Tim Berners-LeeIn 1980, physicist Tim Berners-Lee, who was an independent contractor at CERN, proposed and prototyped ENQUIRE,
a system for CERN researchers to use and share documents. In 1989, Berners-Lee and CERN data systems engineer Robert Cailliau
each submitted separate proposals for an Internet-based hypertext system providing similar functionality. The following year,
they collaborated on a joint proposal, the WorldWideWeb (W3) project, which was accepted by CERN.
 First specifications
The first publicly available description of HTML was a document called HTML Tags, first mentioned on the Internet by Berners-Lee in late 1991. It describes 22 elements comprising the initial, relatively simple design of HTML. Thirteen of these elements still exist in HTML 4. HTML is a text and image formatting language used by internet browsers to dynamically format web pages. The semantics of many of its tags can be traced to early text formatting languages such as runoff. Runoff was developed in the early 1960s for the CTSS (Compatible Time-Sharing System) operating system, and its formatting commands were derived from the commands used by typesetters to manually format documents. Runoff was later incorporated into the UNIX operating system in more advanced formatting programs such as roff, nroff, and troff.

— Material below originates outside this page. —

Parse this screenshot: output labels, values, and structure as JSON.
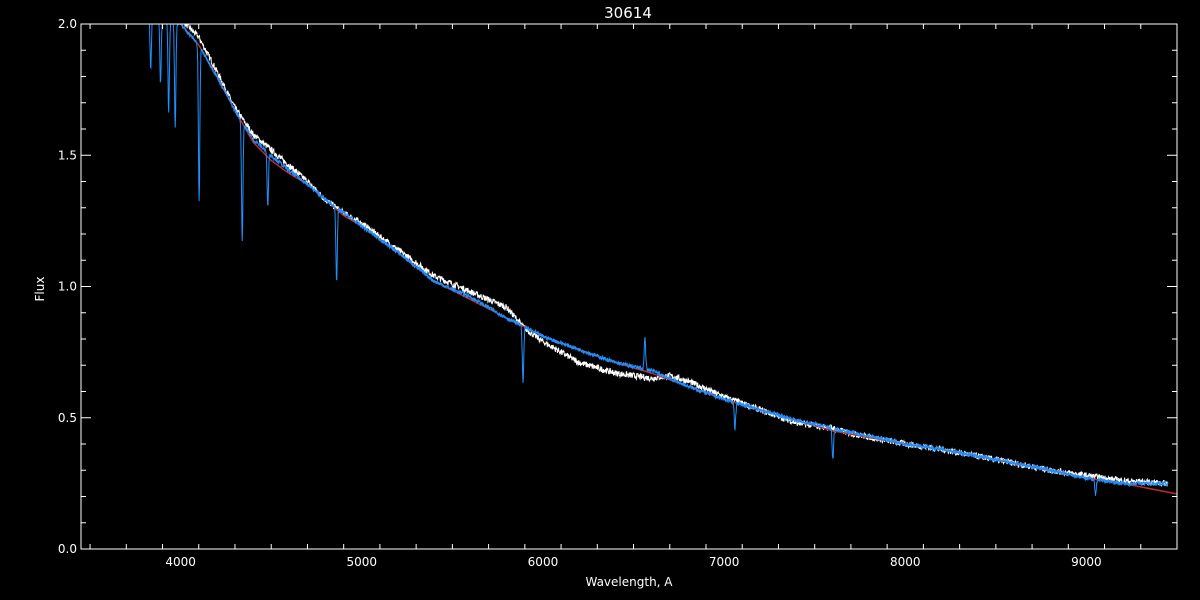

Berners-Lee considered HTML to be, at the time, an application of SGML, but it was not formally defined as such until the mid-1993 publication, by the IETF, of the first proposal for an HTML specification: Berners-Lee and Dan Connolly’s “Hypertext Markup Language (HTML)” Internet-Draft, which included an SGML Document Type Definition to define the grammar. The draft expired after six months, but was notable for its acknowledgment of the NCSA Mosaic browser’s custom tag for embedding in-line images, reflecting the IETF’s philosophy of basing standards on successful prototypes. Similarly, Dave Raggett’s competing Internet-Draft, “HTML+ (Hypertext Markup Format)”, from late 1993, suggested standardizing already-implemented features like tables and fill-out forms.
After the HTML and HTML+ drafts expired in early 1994, the IETF created an HTML Working Group, which in 1995 completed “HTML 2.0″, the first HTML specification intended to be treated as a standard against which future implementations should be based. Published as Request for Comments 1866, HTML 2.0 included ideas from the HTML and HTML+ drafts. There was no “HTML 1.0″; the 2.0 designation was intended to distinguish the new edition from previous drafts.
Further development under the auspices of the IETF was stalled by competing interests. Since 1996, the HTML specifications have been maintained, with input from commercial software vendors, by the World Wide Web Consortium (W3C). However, in 2000, HTML also became an international standard (ISO/IEC 15445:2000). The last HTML specification published by the W3C is the HTML 4.01 Recommendation, published in late 1999. Its issues and errors were last acknowledged by errata published in 2001.